>Gazing through an air vent at new homes, he spies a child's face at a window after the family of four has already left for the day. Is it possible that he is not the only hidden child? Answering this question brings Luke greater danger than he has ever faced before, but also greater possibilities for some kind of life outside of the attic. This is a near future of shortages and deprivation where widespread famines have led to a totalitarian government that controls all aspects of its citizens' lives. When the boy secretly ventures outside the attic and meets the girl in the neighboring house, he learns that expressing divergent opinions openly can lead to tragedy. To what extent is he willing to defy the government in order to have a life worth living? The loss of free will is the fundamental theme of an exciting and compelling story of one young person defying authority and the odds to make a difference.

Any book by Andrew Clements -- Ya, any book. My daughter cited Lunch Money, The School Story, No Talking, etc. Of all of the books recommended here, Clements is probably the most accessible (lowest reading level, if that's a concern).

The Mysterious Benedict Society series

>"Are you a gifted child looking for special opportunities?"

>When this peculiar ad appears in the newspaper, dozens of children enroll to take a series of mysterious, mind-bending tests. (And you, dear reader, can test your wits right alongside them.) But in the end just four very special children will succeed. Their challenge: to go on a secret mission that only the most intelligent and resourceful children could complete. To accomplish it they will have to go undercover at the Learning Institute for the Very Enlightened, where the only rule is that there are no rules.

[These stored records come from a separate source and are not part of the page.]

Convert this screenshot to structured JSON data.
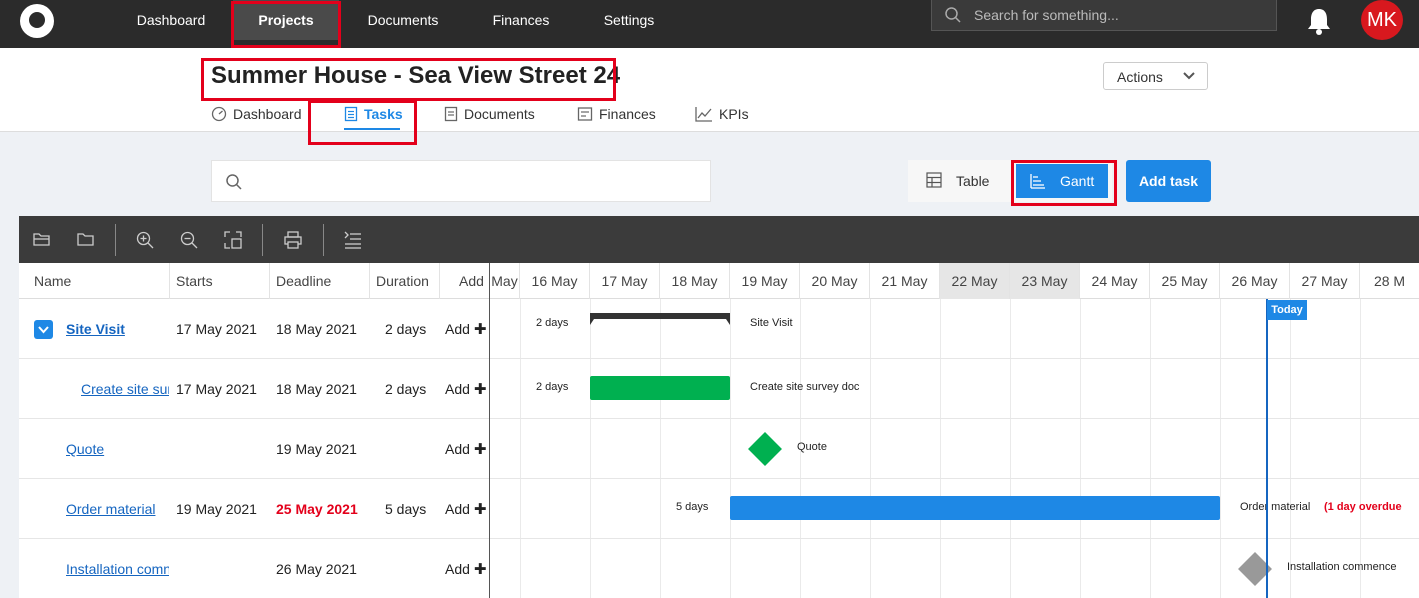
{
  "topnav": {
    "items": [
      "Dashboard",
      "Projects",
      "Documents",
      "Finances",
      "Settings"
    ],
    "search_placeholder": "Search for something...",
    "avatar_initials": "MK"
  },
  "project": {
    "title": "Summer House - Sea View Street 24",
    "actions_label": "Actions",
    "subtabs": [
      "Dashboard",
      "Tasks",
      "Documents",
      "Finances",
      "KPIs"
    ]
  },
  "toolbar": {
    "view_table": "Table",
    "view_gantt": "Gantt",
    "add_task": "Add task"
  },
  "gantt": {
    "columns": [
      "Name",
      "Starts",
      "Deadline",
      "Duration",
      "Add"
    ],
    "days": [
      "May",
      "16 May",
      "17 May",
      "18 May",
      "19 May",
      "20 May",
      "21 May",
      "22 May",
      "23 May",
      "24 May",
      "25 May",
      "26 May",
      "27 May",
      "28 M"
    ],
    "today_label": "Today",
    "add_label": "Add",
    "rows": [
      {
        "name": "Site Visit",
        "starts": "17 May 2021",
        "deadline": "18 May 2021",
        "duration": "2 days",
        "bar_left_label": "2 days",
        "bar_label": "Site Visit",
        "overdue": ""
      },
      {
        "name": "Create site sur",
        "starts": "17 May 2021",
        "deadline": "18 May 2021",
        "duration": "2 days",
        "bar_left_label": "2 days",
        "bar_label": "Create site survey doc",
        "overdue": ""
      },
      {
        "name": "Quote",
        "starts": "",
        "deadline": "19 May 2021",
        "duration": "",
        "bar_left_label": "",
        "bar_label": "Quote",
        "overdue": ""
      },
      {
        "name": "Order material",
        "starts": "19 May 2021",
        "deadline": "25 May 2021",
        "duration": "5 days",
        "bar_left_label": "5 days",
        "bar_label": "Order material",
        "overdue": "(1 day overdue"
      },
      {
        "name": "Installation comn",
        "starts": "",
        "deadline": "26 May 2021",
        "duration": "",
        "bar_left_label": "",
        "bar_label": "Installation commence",
        "overdue": ""
      }
    ]
  },
  "colors": {
    "accent": "#1e88e5",
    "green": "#00b050",
    "red": "#e3001b",
    "nav": "#2b2b2b",
    "milestone_gray": "#999999"
  }
}
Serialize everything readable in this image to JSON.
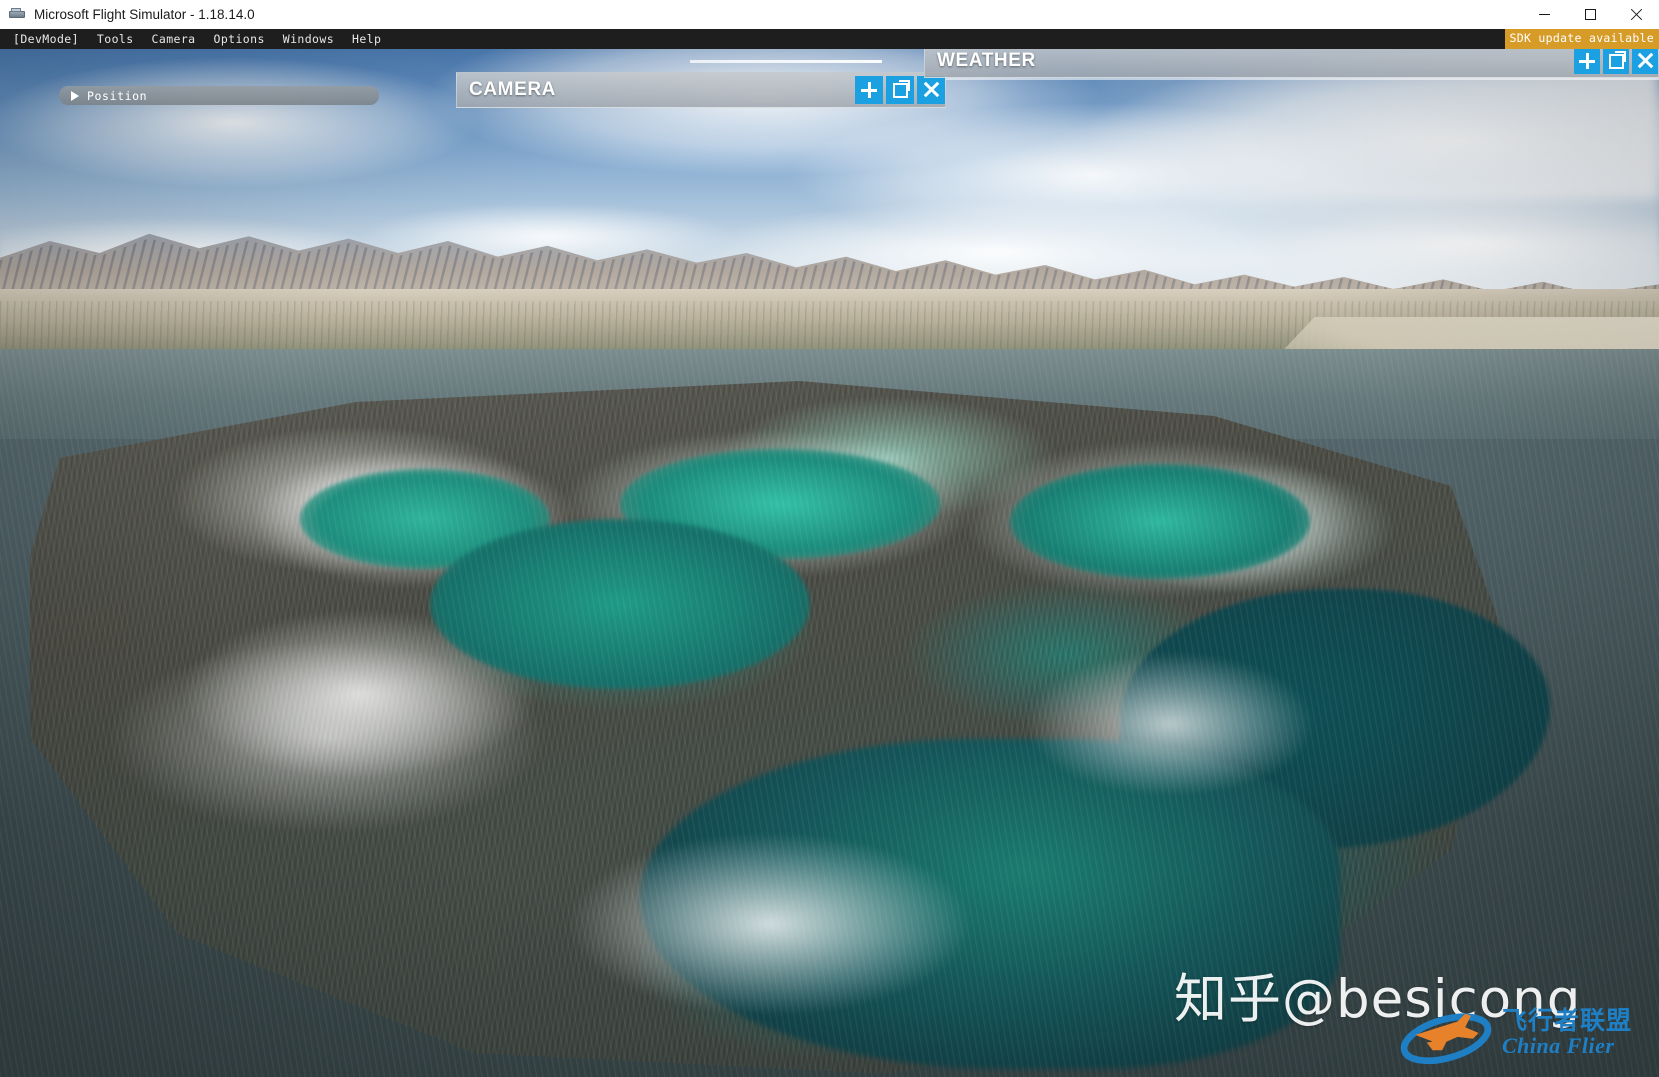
{
  "window": {
    "title": "Microsoft Flight Simulator - 1.18.14.0",
    "icon": "flight-simulator-icon",
    "controls": {
      "minimize": "minimize-icon",
      "maximize": "maximize-icon",
      "close": "close-icon"
    }
  },
  "menubar": {
    "items": [
      {
        "label": "[DevMode]"
      },
      {
        "label": "Tools"
      },
      {
        "label": "Camera"
      },
      {
        "label": "Options"
      },
      {
        "label": "Windows"
      },
      {
        "label": "Help"
      }
    ],
    "notice": {
      "label": "SDK update available",
      "background": "#d79b28",
      "color": "#ffffff"
    }
  },
  "panels": {
    "position": {
      "title": "Position",
      "collapsed": true,
      "expander_icon": "triangle-right-icon"
    },
    "camera": {
      "title": "CAMERA",
      "buttons": [
        {
          "name": "add-button",
          "icon": "plus-icon"
        },
        {
          "name": "popout-button",
          "icon": "pop-out-icon"
        },
        {
          "name": "close-button",
          "icon": "close-icon"
        }
      ]
    },
    "weather": {
      "title": "WEATHER",
      "buttons": [
        {
          "name": "add-button",
          "icon": "plus-icon"
        },
        {
          "name": "popout-button",
          "icon": "pop-out-icon"
        },
        {
          "name": "close-button",
          "icon": "close-icon"
        }
      ]
    }
  },
  "theme": {
    "accent": "#1ba1e2",
    "panel_header": "#b4babf",
    "menubar_bg": "#1e1e1e",
    "titlebar_bg": "#ffffff",
    "notice_bg": "#d79b28"
  },
  "scene": {
    "description": "Aerial view of a turquoise salt lagoon and mud flats with arid snow-capped mountain range on the horizon",
    "sky_color": "#4e7fb8",
    "water_color": "#3c4b4e",
    "lagoon_color": "#17907f",
    "salt_crust_color": "#ffffff",
    "mountain_color": "#cbbda9"
  },
  "watermarks": {
    "zhihu": "知乎@besicong",
    "flier_cn": "飞行者联盟",
    "flier_en": "China Flier",
    "flier_color": "#1f7fc4",
    "flier_accent": "#e8822a"
  }
}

>As our heroes face physical and mental trials beyond their wildest imaginations, they have no choice but to turn to each other for support. But with their new found friendship at stake, will they be able to pass the most important test of all?